From a practical perspective, the hygrometer needs to be whirled for 20 seconds to obtain readings. Three measurements should be undertaken and averaged.

Heat illness prevention interventions

Whilst the Heat Stress Index has been successfully utilised in Australian Rugby League, World Rugby recognises that Rugby players are potentially at a higher risk of a heat illness than Rugby League players. The reasons for this opinion are listed below and have been taken into account when formulating the World Rugby Prevention Interventions:

  • Rugby athletes are generally bigger athletes
  • League players are able to access interchange during their games
  • Aerobic fitness of League players is higher
  • Less "hugging" in League
  • Rugby athletes from Northern Hemisphere less acclimatised

The following Game Day Interventions should be implemented when the Heat Stress Index is above 150:

Game day interventions

  • Provision of dressing room fans if air conditioning not available.
  • Provision of side line shade if game played during the day when radiant heat (direct sunlight) is a contributing factor.
  • Strategic positioning of towels immersed in ICE water around the ground – behind goal posts and at junction of each quarter line and side line.
  • 2 minute break at the 20 minute mark of each half. The focus of this break should be threefold, a medical assessment of each athlete for signs of heat stress, cooling of athletes and re-hydration. It is suggested that cooling would be best achieved by immediately removing jersey and shoulder pads, application of ICE water to head ± body. Utilising sideline fans and shade (if game during day) would also be ideal. It should be noted that a 2 minute break has been recommended (as opposed to a 1 minute break) because the focus during this break is primarily medical assessment and cooling.

It should be noted that increasing access of water carriers to the field has not been recommended as it is felt that there is adequate breaks in the course of a game to allow water carrier access and player re-hydration.

Training guidelines

The recommendations re education, scheduling and acclimatisation should also apply to training sessions.

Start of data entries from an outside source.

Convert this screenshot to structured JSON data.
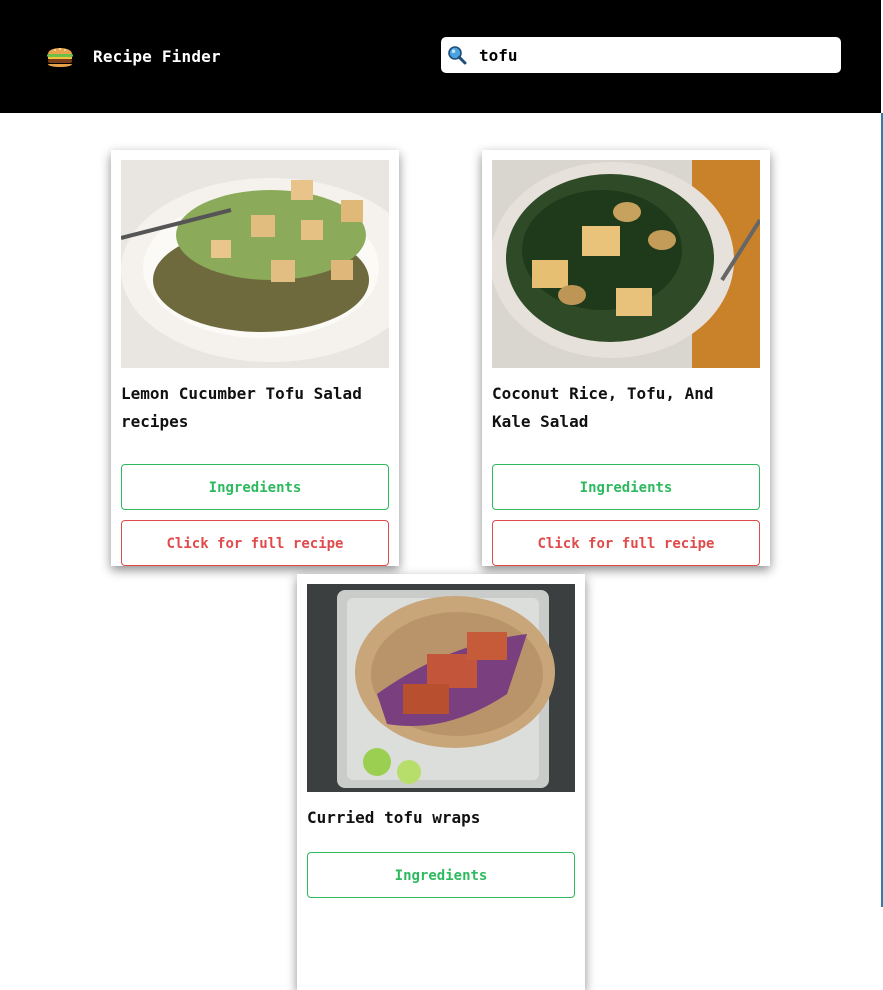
{
  "header": {
    "app_title": "Recipe Finder",
    "logo_icon": "hamburger-icon",
    "search_icon": "magnifier-icon",
    "search_value": "tofu"
  },
  "colors": {
    "header_bg": "#000000",
    "ingredients_green": "#2dba5f",
    "full_recipe_red": "#e04a4a"
  },
  "recipes": [
    {
      "title": "Lemon Cucumber Tofu Salad recipes",
      "image": "lentil-cucumber-tofu-salad-photo",
      "ingredients_label": "Ingredients",
      "full_recipe_label": "Click for full recipe"
    },
    {
      "title": "Coconut Rice, Tofu, And Kale Salad",
      "image": "kale-tofu-salad-bowl-photo",
      "ingredients_label": "Ingredients",
      "full_recipe_label": "Click for full recipe"
    },
    {
      "title": "Curried tofu wraps",
      "image": "curried-tofu-wrap-photo",
      "ingredients_label": "Ingredients"
    }
  ]
}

Training sessions are more easily manipulated and the following is recommended during periods of significant heat stress (Index > 150):

  1. Plan training at the most appropriate time of the day – check Bureau of Meteorology statistics.
  2. Plan training to allow players to acclimatise – gradually increase exposure times and training volumes and intensity.
  3. Identify players who may have a viral infection or are volume depleted.
  4. Be aware of the early signs of heat stress.
  5. Schedule fluid breaks every 10 – 15 minutes.
  6. Each 40 minute session should be followed by a 15 minute rest period where players are rested, COOLED, re-hydrated and protected from radiant heat (direct sunlight).

In addition the following are also recommended:

  1. training apparel should be light weight, loose fitting and allow evaporation of sweat
  2. adequate quantities of ICE should always be available
  3. drinks should be provided at a temperature which are known to assist with rapid absorption - less than 15 degrees Celsius (ICE fluids)
  4. shade should be utilised during any break in training

Crisis management

Each training and playing venue should have in place a crises management plan. This plan should reflect that prompt recognition and immediate total body cooling will resolve or mitigate the problems of hyperthermia.

Heat Stress Index in relation to air temperature at various relative humidities (RH%)


These Heat Guidelines are intended to minimize the risk of the onset of heat illness and provide a framework for each team and venue to operate safely during periods of climatic extreme.